Copy the data exactly. Images are the one exception.
================
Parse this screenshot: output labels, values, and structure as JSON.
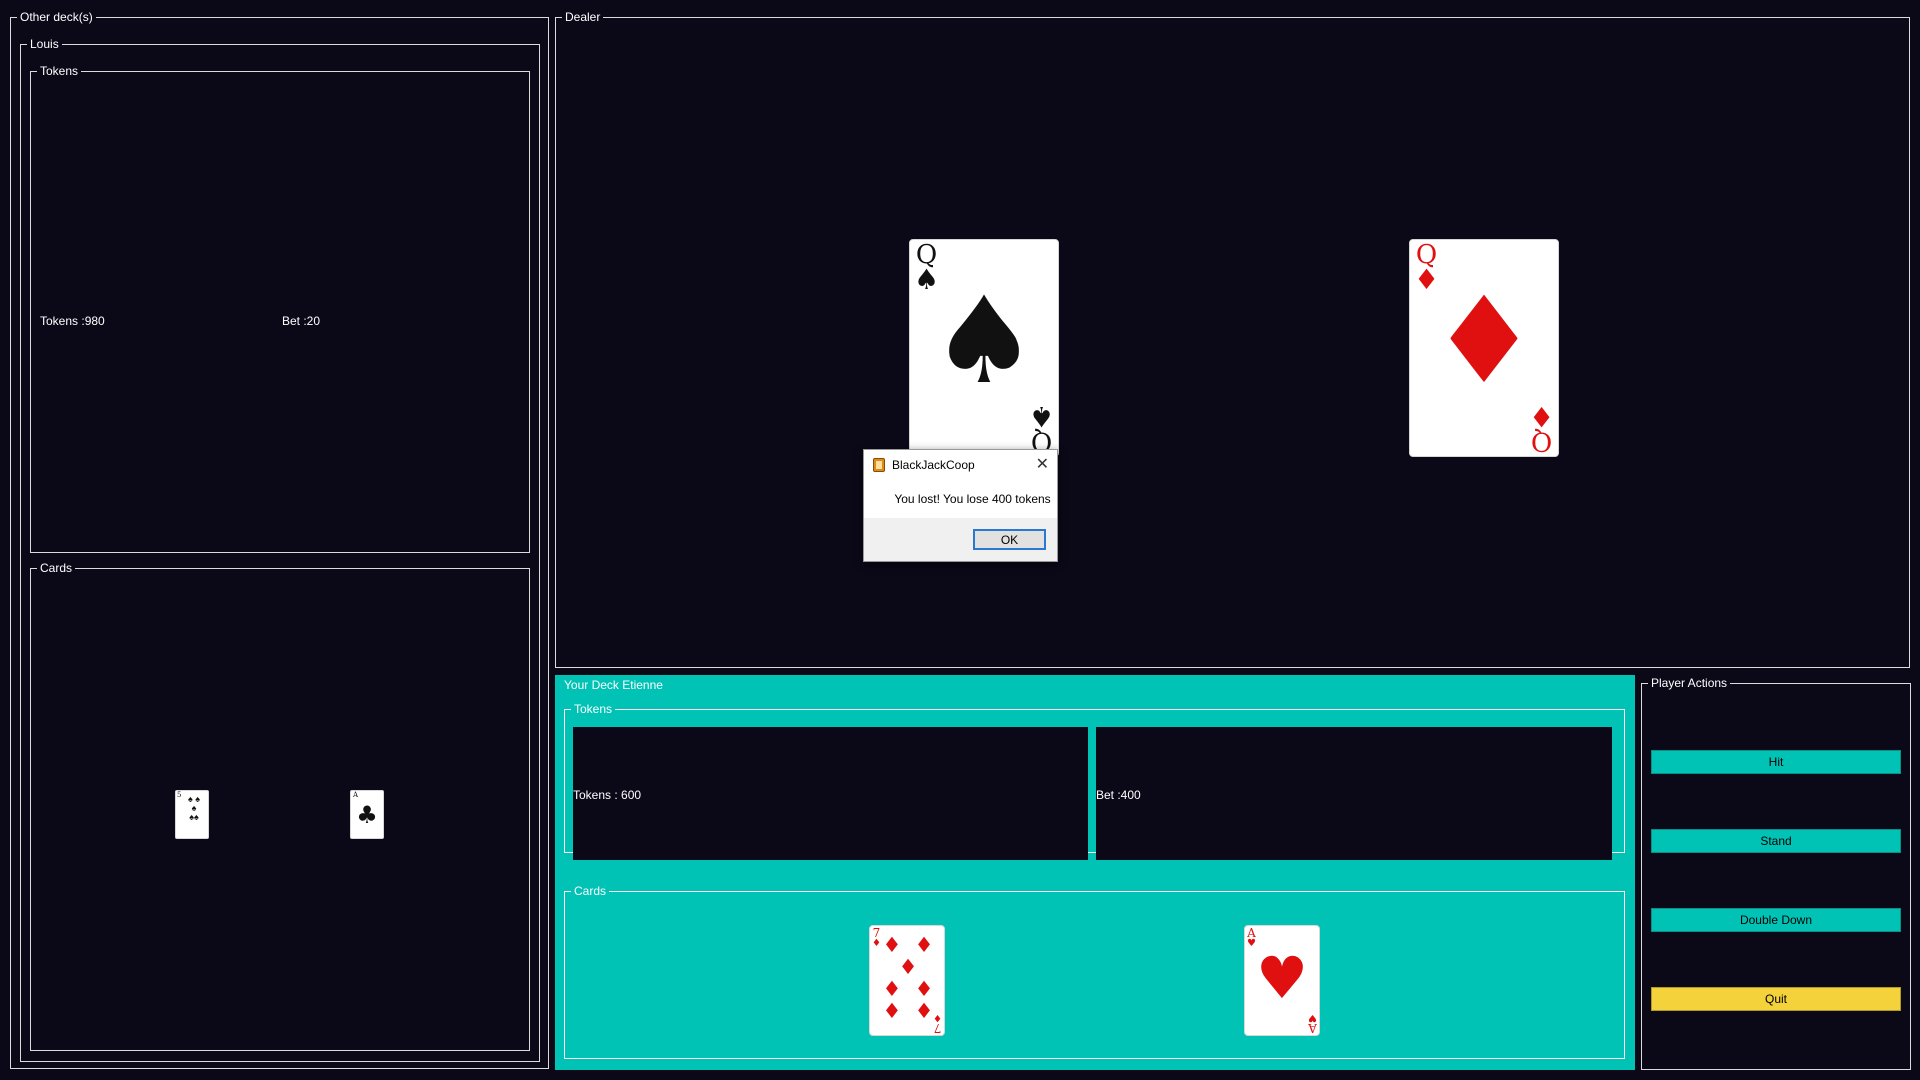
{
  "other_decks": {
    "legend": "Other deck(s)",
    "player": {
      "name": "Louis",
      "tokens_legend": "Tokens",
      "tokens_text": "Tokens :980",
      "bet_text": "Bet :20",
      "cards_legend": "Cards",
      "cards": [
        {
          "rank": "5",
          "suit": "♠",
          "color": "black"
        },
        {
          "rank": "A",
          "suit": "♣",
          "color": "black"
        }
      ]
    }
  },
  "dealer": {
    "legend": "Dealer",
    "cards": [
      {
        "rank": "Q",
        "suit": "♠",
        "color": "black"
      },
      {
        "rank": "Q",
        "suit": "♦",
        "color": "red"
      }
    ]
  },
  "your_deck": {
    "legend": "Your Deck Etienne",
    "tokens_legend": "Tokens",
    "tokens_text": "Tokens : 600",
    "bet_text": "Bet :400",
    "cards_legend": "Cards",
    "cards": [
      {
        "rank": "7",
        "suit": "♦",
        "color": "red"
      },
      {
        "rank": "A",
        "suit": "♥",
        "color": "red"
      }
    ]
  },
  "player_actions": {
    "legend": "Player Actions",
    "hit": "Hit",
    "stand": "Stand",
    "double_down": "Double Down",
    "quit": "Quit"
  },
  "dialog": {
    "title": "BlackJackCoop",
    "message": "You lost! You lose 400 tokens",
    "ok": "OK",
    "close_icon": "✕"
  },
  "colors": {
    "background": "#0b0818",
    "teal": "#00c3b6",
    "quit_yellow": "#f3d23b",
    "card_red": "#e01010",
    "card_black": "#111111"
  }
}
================
• _Response below_
Parse this screenshot: output labels, values, and structure as JSON.
{
  "other_decks": {
    "legend": "Other deck(s)",
    "player": {
      "name": "Louis",
      "tokens_legend": "Tokens",
      "tokens_text": "Tokens :980",
      "bet_text": "Bet :20",
      "cards_legend": "Cards",
      "cards": [
        {
          "rank": "5",
          "suit": "♠",
          "color": "black"
        },
        {
          "rank": "A",
          "suit": "♣",
          "color": "black"
        }
      ]
    }
  },
  "dealer": {
    "legend": "Dealer",
    "cards": [
      {
        "rank": "Q",
        "suit": "♠",
        "color": "black"
      },
      {
        "rank": "Q",
        "suit": "♦",
        "color": "red"
      }
    ]
  },
  "your_deck": {
    "legend": "Your Deck Etienne",
    "tokens_legend": "Tokens",
    "tokens_text": "Tokens : 600",
    "bet_text": "Bet :400",
    "cards_legend": "Cards",
    "cards": [
      {
        "rank": "7",
        "suit": "♦",
        "color": "red"
      },
      {
        "rank": "A",
        "suit": "♥",
        "color": "red"
      }
    ]
  },
  "player_actions": {
    "legend": "Player Actions",
    "hit": "Hit",
    "stand": "Stand",
    "double_down": "Double Down",
    "quit": "Quit"
  },
  "dialog": {
    "title": "BlackJackCoop",
    "message": "You lost! You lose 400 tokens",
    "ok": "OK",
    "close_icon": "✕"
  },
  "colors": {
    "background": "#0b0818",
    "teal": "#00c3b6",
    "quit_yellow": "#f3d23b",
    "card_red": "#e01010",
    "card_black": "#111111"
  }
}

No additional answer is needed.